And after two years toiling on the practice field, scout team and enduring every arduous workout, Jackson has earned every bit of playing time he’s received in 2021. 

Despite not seeing an immediate payoff in his time investment, Jackson said he never wavered in his own playing ability. 

He knew there would only be one chance in life to play college football at his dream school. 

Jackson’s definitely made it happen. 

This isn’t the North Hall products first experience in a national championship environment with Georgia. 

However, in 2017, he had to have a ticket like every other fan in attendance at the Mercedes-Benz Stadium in Atlanta. 

Then a junior in high school, Jackson rode down with his friends and their family for the game. 

His seat for the action was in the upper level part of the end zone, in a sea of other Georgia fans who left disappointed after a 26-23 loss to Alabama. 

Now a full-fledged Bulldogs player, Jackson will be able to bring his family along for what he hopes is the school’s first national championship in 41 years. 

Jackson’s parents, two brothers and a few extended members will all be on hand for the game in Indianapolis, cheering on No. 47. 

Georgia’s defensive back said there won’t be much time to mingle before the game. 

Plus, players have team meetings, practice and an early curfew before the game. 

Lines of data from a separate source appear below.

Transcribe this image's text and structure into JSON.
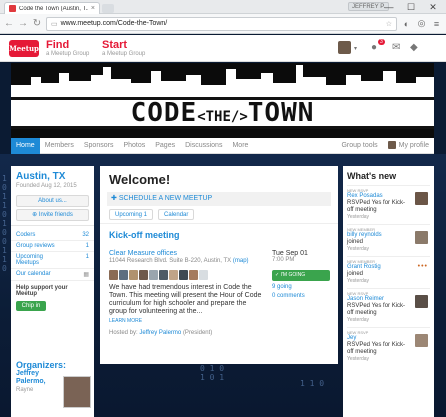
{
  "browser": {
    "tab_title": "Code the Town (Austin, T...",
    "user_chip": "JEFFREY P.",
    "url": "www.meetup.com/Code-the-Town/",
    "window_buttons": [
      "—",
      "☐",
      "✕"
    ]
  },
  "header": {
    "logo": "Meetup",
    "find_label": "Find",
    "find_sub": "a Meetup Group",
    "start_label": "Start",
    "start_sub": "a Meetup Group",
    "notification_count": "3"
  },
  "banner": {
    "title_a": "CODE",
    "title_b": "<THE/>",
    "title_c": "TOWN"
  },
  "group_nav": {
    "items": [
      "Home",
      "Members",
      "Sponsors",
      "Photos",
      "Pages",
      "Discussions",
      "More"
    ],
    "tools": "Group tools",
    "profile": "My profile"
  },
  "left": {
    "city": "Austin, TX",
    "founded": "Founded Aug 12, 2015",
    "about": "About us...",
    "invite": "Invite friends",
    "rows": [
      {
        "label": "Coders",
        "count": "32"
      },
      {
        "label": "Group reviews",
        "count": "1"
      },
      {
        "label": "Upcoming Meetups",
        "count": "1"
      },
      {
        "label": "Our calendar",
        "count": ""
      }
    ],
    "support": "Help support your Meetup",
    "chip_in": "Chip in",
    "organizers_title": "Organizers:",
    "organizer_name": "Jeffrey Palermo,",
    "organizer_extra": "Rayne"
  },
  "main": {
    "welcome": "Welcome!",
    "schedule": "SCHEDULE A NEW MEETUP",
    "tabs": [
      "Upcoming 1",
      "Calendar"
    ],
    "event_title": "Kick-off meeting",
    "venue": "Clear Measure offices",
    "address": "11044 Research Blvd. Suite B-220, Austin, TX",
    "map": "(map)",
    "description": "We have had tremendous interest in Code the Town. This meeting will present the Hour of Code curriculum for high schooler and prepare the group for volunteering at the...",
    "learn_more": "LEARN MORE",
    "hosted_prefix": "Hosted by:",
    "host": "Jeffrey Palermo",
    "host_role": "(President)",
    "date": "Tue Sep 01",
    "time": "7:00 PM",
    "going_button": "✓ I'M GOING",
    "going_count": "9",
    "going_label": "going",
    "comments_count": "0",
    "comments_label": "comments"
  },
  "whats_new": {
    "title": "What's new",
    "items": [
      {
        "kind": "NEW RSVP",
        "who": "Rex Posadas",
        "what": "RSVPed Yes for Kick-off meeting",
        "when": "Yesterday"
      },
      {
        "kind": "NEW MEMBER",
        "who": "billy reynolds",
        "what": "joined",
        "when": "Yesterday"
      },
      {
        "kind": "NEW MEMBER",
        "who": "Grant Rostig",
        "what": "joined",
        "when": "Yesterday"
      },
      {
        "kind": "NEW RSVP",
        "who": "Jason Reimer",
        "what": "RSVPed Yes for Kick-off meeting",
        "when": "Yesterday"
      },
      {
        "kind": "NEW RSVP",
        "who": "Jey",
        "what": "RSVPed Yes for Kick-off meeting",
        "when": "Yesterday"
      }
    ]
  },
  "colors": {
    "brand": "#e51937",
    "link": "#1e8ad6",
    "go": "#3aa44d"
  }
}
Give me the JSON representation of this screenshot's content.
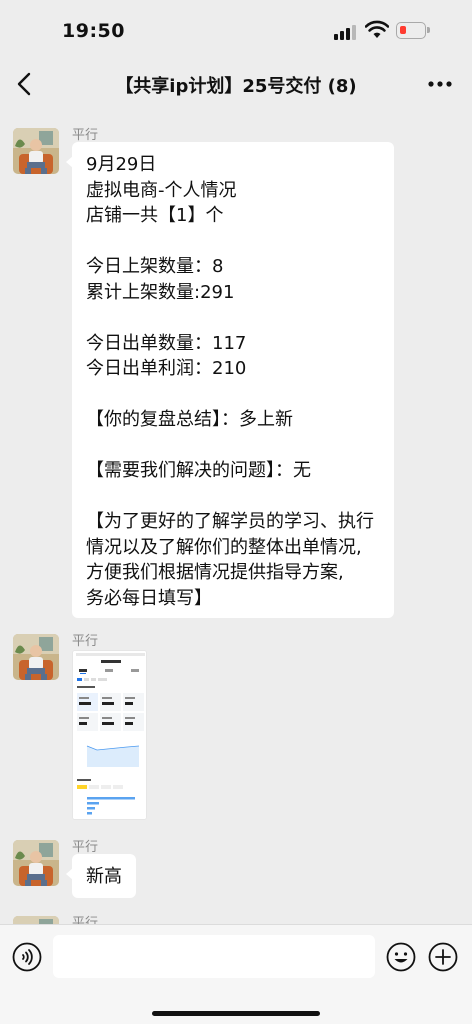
{
  "status_bar": {
    "time": "19:50"
  },
  "chat": {
    "title": "【共享ip计划】25号交付 (8)"
  },
  "messages": [
    {
      "sender": "平行",
      "type": "text",
      "lines": [
        "9月29日",
        "虚拟电商-个人情况",
        "店铺一共【1】个",
        "",
        "今日上架数量：8",
        "累计上架数量:291",
        "",
        "今日出单数量：117",
        "今日出单利润：210",
        "",
        "【你的复盘总结】：多上新",
        "",
        "【需要我们解决的问题】：无",
        "",
        "【为了更好的了解学员的学习、执行",
        "情况以及了解你们的整体出单情况,",
        "方便我们根据情况提供指导方案,",
        "务必每日填写】"
      ]
    },
    {
      "sender": "平行",
      "type": "image"
    },
    {
      "sender": "平行",
      "type": "text",
      "text": "新高"
    },
    {
      "sender": "平行",
      "type": "text"
    }
  ],
  "icons": {
    "back": "chevron-left-icon",
    "more": "ellipsis-icon",
    "voice": "voice-icon",
    "emoji": "emoji-icon",
    "plus": "plus-icon"
  },
  "colors": {
    "background": "#ededed",
    "bubble": "#ffffff",
    "battery_low": "#ff3b30"
  }
}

But, hopefully, they are all enjoy a monumental celebration once the game is complete and the confetti falls from the ceiling.